The moves among cities and residences were dislocations that he turned into art. Having been used to what he called the “permeability of Korean architecture” — especially the way spaces can be reconfigured, and the less clear distinction between inside and outside — Suh had to adjust to the formidable buildings of New England.
“There was a discomfort that I was experiencing,” Suh said, which included having to navigate a language barrier, and the difference between the metric system he was used to and the imperial system. He started carrying around a tape measure with both systems on it.
While he was studying at RISD and living in Providence, Suh also began to make rubbings of walls and other details, a method he would apply to later dwellings. “I was adjusting myself to this new environment,” he said.
Given Suh’s lineage, perhaps it is no surprise that he is passing the torch to his daughters, who are 9 and 11. They collaborated with him on the Buk-Seoul Museum exhibition, “Do Ho Suh and Children: Artland.”
It began when he gave modeling clay to his daughter as a gift. “Since then, we have been making a sort of imaginary world,” he said of the candy-colored fantasy ecosystem. “My daughters call it Artland, and it has been growing like crazy.”
Children who visit the exhibition are invited to add to the installation. The unpredictability of that did not seem to faze Suh, who has made a career out of making the awkward transitions of life somehow poetic.

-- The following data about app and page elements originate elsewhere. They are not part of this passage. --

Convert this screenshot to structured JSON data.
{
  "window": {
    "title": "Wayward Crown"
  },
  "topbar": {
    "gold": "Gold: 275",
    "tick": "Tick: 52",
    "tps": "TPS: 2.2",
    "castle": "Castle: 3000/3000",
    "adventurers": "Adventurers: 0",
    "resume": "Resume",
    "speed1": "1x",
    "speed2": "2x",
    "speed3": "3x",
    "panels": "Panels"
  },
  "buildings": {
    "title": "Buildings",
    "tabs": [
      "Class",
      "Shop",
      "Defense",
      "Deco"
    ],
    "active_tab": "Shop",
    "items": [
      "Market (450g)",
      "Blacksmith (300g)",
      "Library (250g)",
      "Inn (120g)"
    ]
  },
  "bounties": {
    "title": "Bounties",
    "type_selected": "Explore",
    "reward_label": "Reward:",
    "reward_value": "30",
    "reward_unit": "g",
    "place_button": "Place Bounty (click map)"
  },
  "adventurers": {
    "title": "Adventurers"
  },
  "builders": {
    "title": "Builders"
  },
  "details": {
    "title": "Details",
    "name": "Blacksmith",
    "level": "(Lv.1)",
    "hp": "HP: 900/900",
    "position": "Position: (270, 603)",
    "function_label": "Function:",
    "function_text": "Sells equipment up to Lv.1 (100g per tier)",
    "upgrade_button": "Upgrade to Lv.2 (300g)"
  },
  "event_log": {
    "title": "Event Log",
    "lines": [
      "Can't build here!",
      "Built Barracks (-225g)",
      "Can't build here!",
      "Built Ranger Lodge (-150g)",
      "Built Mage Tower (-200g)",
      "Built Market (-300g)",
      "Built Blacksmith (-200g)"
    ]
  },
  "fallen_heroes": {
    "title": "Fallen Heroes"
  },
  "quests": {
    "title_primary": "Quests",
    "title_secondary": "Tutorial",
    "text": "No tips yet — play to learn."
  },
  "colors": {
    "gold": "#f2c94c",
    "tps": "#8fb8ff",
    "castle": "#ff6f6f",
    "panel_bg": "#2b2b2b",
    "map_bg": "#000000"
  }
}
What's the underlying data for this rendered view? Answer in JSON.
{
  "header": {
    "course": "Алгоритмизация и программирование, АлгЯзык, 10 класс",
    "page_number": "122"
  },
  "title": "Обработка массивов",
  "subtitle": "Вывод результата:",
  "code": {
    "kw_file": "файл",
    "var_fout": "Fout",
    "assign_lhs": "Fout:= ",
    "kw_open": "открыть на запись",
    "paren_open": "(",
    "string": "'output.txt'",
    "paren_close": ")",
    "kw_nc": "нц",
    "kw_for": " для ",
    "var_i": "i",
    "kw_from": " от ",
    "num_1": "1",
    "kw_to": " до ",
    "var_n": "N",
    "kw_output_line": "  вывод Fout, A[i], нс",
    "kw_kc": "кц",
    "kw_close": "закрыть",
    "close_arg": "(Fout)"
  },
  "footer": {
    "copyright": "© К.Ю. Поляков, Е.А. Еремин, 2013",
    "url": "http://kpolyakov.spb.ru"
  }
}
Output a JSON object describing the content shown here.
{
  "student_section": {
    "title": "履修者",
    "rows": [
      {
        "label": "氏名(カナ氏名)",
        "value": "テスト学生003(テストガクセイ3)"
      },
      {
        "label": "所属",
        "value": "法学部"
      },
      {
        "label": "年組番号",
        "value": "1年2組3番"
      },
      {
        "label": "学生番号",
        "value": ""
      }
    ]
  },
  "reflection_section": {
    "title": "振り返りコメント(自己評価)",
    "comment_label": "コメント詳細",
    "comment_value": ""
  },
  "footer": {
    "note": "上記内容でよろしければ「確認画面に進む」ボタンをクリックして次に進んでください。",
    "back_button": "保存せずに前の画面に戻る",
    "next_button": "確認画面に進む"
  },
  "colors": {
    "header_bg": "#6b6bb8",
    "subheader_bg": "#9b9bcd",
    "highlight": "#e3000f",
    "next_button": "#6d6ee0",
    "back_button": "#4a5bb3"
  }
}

He added, “We really don’t know where it’s going to go.” — NYT